Presidential spokesperson Secretary Harry Roque said the Philippines’ pork supply is up for discussion as well as the National Economic and Development Authority’s suggestion to put the entire country under the most relaxed quarantine status next month.

Roque, however, noted the issue of tariffs on imported pork would be tackled in another meeting.

The minimum access volume (MAV) sets the quantity limit of a specific agricultural commodity that could be imported with a lower tariff.

The country’s current MAV is at 54,210 metric tons but the DA projects that the demand for pork supply would reach 1,618,355 metric tons this year. The DA is seeking to hike the MAV to 404,210 metric tons.

Dar, however, assured senators that prices of pork are starting to stabilize as the supply shortage is being augmented through the delivery of hogs from ASF-free regions such as the Visayas, Mindanao, General Santos City, and Cotabato City to NCR.

“We still have enough supply, you know, mobilize hogs from various regions in the country, so even the prices are going down and it’s working,” stated Dar.

“We are going to study the Price Act or price ceiling if we can recommend to President Duterte to have it stopped or not,” he added.

Some pork and chicken vendors temporarily closed their stalls to join the “pork holiday” which protested the price cap imposed on the said goods.

“Why did it have to reach a ‘pork holiday’ wherein vendors and producers were forced to stop selling? Is Secretary Dar contemplating a recommendation of update or removal of price ceilings on pork and chicken? Sixty days seem too long. It may cause vendors to abandon their shops instead of just resorting to pork holiday,” lamented Senator Risa Hontiveros who earlier called on the government to recall the said order after producers and retailers cried for help.

Senator Christopher Lawrence “Bong” Go, also appealed both to the DA and meat traders to work together “in protecting the public from widespread hunger”.

“Let us understand that many have lost their sources of income and all of them have families to feed. As a lawmaker, my appeal to the Department of Agriculture is to lay down long-term solutions towards food security,” he expressed.

“I fervently appeal to our meat traders to comply with the government’s designated price ceiling for meat products. Don’t hold a ‘holiday’ because ordinary Filipinos will be hard-pressed in coping with the rising prices of pork and chicken. Please have more patience as this problem will eventually come to pass,” he added.

Instead of leaning on importations, the Philippines should augment local production of farm commodities to cushion the blow of a food security crisis.

Advocacy group Tugon Kabuhayan, an umbrella group of industry stakeholders promoting food security, on Monday said policymakers should enforce a “less import-dependent strategy” amid global market volatility to support farmers.

“The group understands that a lot of work needs to be done, and immediate response to limited supply may require importation,” the organization said.

It also suggested that lawmakers should implement investor-friendly policies to attract local and foreign investments in food production.
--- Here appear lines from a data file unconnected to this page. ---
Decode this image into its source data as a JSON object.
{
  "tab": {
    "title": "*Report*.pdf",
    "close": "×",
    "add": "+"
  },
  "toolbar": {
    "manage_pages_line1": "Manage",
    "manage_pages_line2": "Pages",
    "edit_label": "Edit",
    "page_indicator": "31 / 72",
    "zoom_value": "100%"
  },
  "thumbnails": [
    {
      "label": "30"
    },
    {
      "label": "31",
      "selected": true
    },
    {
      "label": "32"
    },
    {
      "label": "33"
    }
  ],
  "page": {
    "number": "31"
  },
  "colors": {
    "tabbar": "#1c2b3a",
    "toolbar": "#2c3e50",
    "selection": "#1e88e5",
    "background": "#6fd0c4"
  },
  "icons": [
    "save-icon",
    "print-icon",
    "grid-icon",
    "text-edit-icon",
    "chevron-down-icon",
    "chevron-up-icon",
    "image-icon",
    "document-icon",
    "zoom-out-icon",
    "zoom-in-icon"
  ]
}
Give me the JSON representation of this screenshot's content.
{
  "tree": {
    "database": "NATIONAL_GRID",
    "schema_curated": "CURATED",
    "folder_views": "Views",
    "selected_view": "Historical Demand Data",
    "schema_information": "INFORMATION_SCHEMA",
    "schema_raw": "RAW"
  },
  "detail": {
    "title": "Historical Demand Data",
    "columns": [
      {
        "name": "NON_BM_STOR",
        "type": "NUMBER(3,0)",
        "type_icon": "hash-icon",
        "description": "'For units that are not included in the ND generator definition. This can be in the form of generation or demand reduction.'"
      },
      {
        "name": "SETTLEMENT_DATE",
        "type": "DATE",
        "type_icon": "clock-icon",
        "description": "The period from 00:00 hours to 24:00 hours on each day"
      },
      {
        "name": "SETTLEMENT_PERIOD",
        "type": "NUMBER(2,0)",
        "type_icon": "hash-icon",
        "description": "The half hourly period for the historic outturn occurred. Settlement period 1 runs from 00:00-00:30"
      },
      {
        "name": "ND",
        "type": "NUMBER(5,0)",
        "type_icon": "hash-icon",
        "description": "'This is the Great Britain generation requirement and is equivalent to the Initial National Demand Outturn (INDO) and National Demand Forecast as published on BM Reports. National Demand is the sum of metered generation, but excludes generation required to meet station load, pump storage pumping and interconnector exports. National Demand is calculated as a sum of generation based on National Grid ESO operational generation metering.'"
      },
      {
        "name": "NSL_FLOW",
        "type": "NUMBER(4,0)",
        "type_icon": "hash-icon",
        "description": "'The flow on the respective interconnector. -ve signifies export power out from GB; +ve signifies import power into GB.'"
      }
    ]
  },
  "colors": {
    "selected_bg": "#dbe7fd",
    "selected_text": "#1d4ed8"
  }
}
In the aqua-fisheries sector alone, the price of corn and soybean, the two main ingredients of feed is at an all-time high.

Data from IndexMundi, a comprehensive data portal with country-level statistics, showed that the global price of corn “almost doubled” to an average of $235 per metric ton (MT) in January 2021, from $170 a year ago.

The global price of soybean also went up to $576/MT in January, from $380/MT during the same period last year.

Meanwhile, a report by the Food and Agriculture Organization of the United Nations (FAO) also noted that the Covid-19 pandemic lifted the costs of feeding their herds.